DID has always been referred to as a mental disorder but some experts believed that it is an evolutionary adaptation designed to help humans survive in a hostile environment. But this only happens in desperate situations in which there’s no escape. People suffering from abuse have become helpless to protect themselves that they had no choice but to dissociate. Most of the time, children that can’t either escape or hide from an adult who wants to harm them use this as the only defense they have. 

According to GoodTherapy, an online resource for professionals and individuals looking for mental health referrals and information, Steinberg and Schnall (2001) defined dissociation as “an adaptive defense in response to high stress or trauma characterized by memory loss and a sense of disconnection from oneself or one’s surroundings.” This can occur in several ways that involve a person’s emotions, body sensations, memories, senses, etc. 

DID has always been referred to as a mental disorder but some experts believed that it is an evolutionary adaptation designed to help humans survive in a hostile environment / Photo by: Dean Drobot via 123RF

 

Dissociation can also happen depending on the extent of a person’s trauma. For instance, people who experienced a car accident might find that they can’t recall parts of the accident a few days after it happened. In other cases, dissociation can cause someone’s brain to create two or more personalities to cope with severe abuse. Each of these personalities has its own characteristics and holds different memories associated with the trauma. DID has become a survival and coping mechanism. 

According to Science Daily, an American website that aggregates press releases and publishes lightly edited press releases about science, Darlene McLaughlin, MD, psychiatrist and clinical assistant professor with the Texas A&M College of Medicine, stated that dissociation is essentially how the brain is blocking a traumatic memory in an attempt to protect itself. A 2016 study conducted by researchers from Texas A&M University found that the brain may wander off and work to avoid the memory in the midst of trauma. 

"There is a belief that there is a threshold of trauma where the human brain cannot overcome without dissociation. Age, genetic factors, and environment can contribute to how high that person's threshold is and how their brain responds to severe trauma,” McLaughlin said. 

How the Brain Can Protect Us From Developing Mental Disorders

A study published in Molecular Psychiatry showed how our brains are protecting us from developing uncontrollable fear due to stress and trauma. Researchers from the Peninsula College of Medicine and Dentistry discovered that our mind can protect us from developing mental disorders since it has the capacity to adapt to changing environments, which is known as “plasticity.” 

Our brain has what is called protease-activated receptor 1 or PAR1 that is re-programmed to determine how it will react to a traumatic event. The receptors are located in the amygdala, the emotional center of the brain, serving as a command area.
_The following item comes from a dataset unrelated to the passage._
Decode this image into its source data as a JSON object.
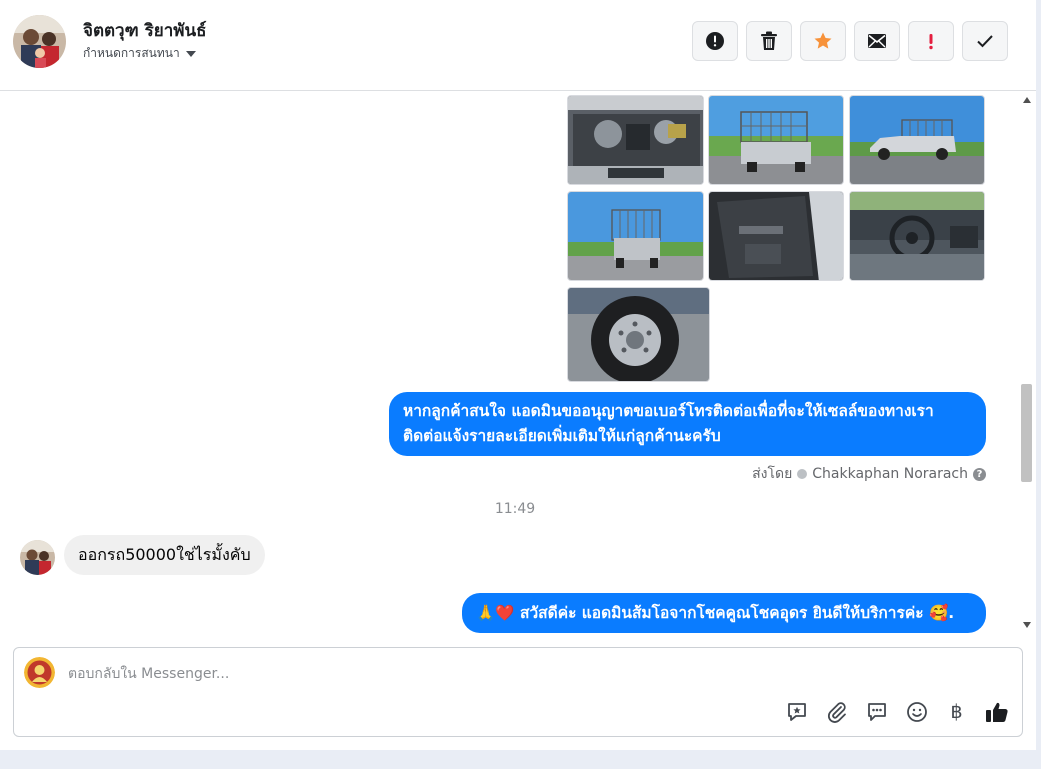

They are the ones that tell neurons whether they should stop or accelerate their activity, which makes us feel emotions. 

The study discovered that plasticity not only helps people from controlling their fear but also from developing exaggerated responses to mild or irrelevant fear triggers. "The discovery that the same receptor can either awaken neurons or 'switch them off' depending on previous trauma and stress experience adds an entirely new dimension to our knowledge of how the brain operates and emotions are formed,” lead author professor Robert Pawlak of University of Exeter Medical School stated. 

Indeed, our brains can do wonders that are beyond our imagination for the ultimate goal of protecting ourselves. This opens new opportunities not only for researchers but also for people to understand how victims of abuse cope and how to help them.

Our brain has what is called protease-activated receptor 1 or PAR1 that is re-programmed to determine how it will react to a traumatic event / Photo by: Sergey Nivens via 123RF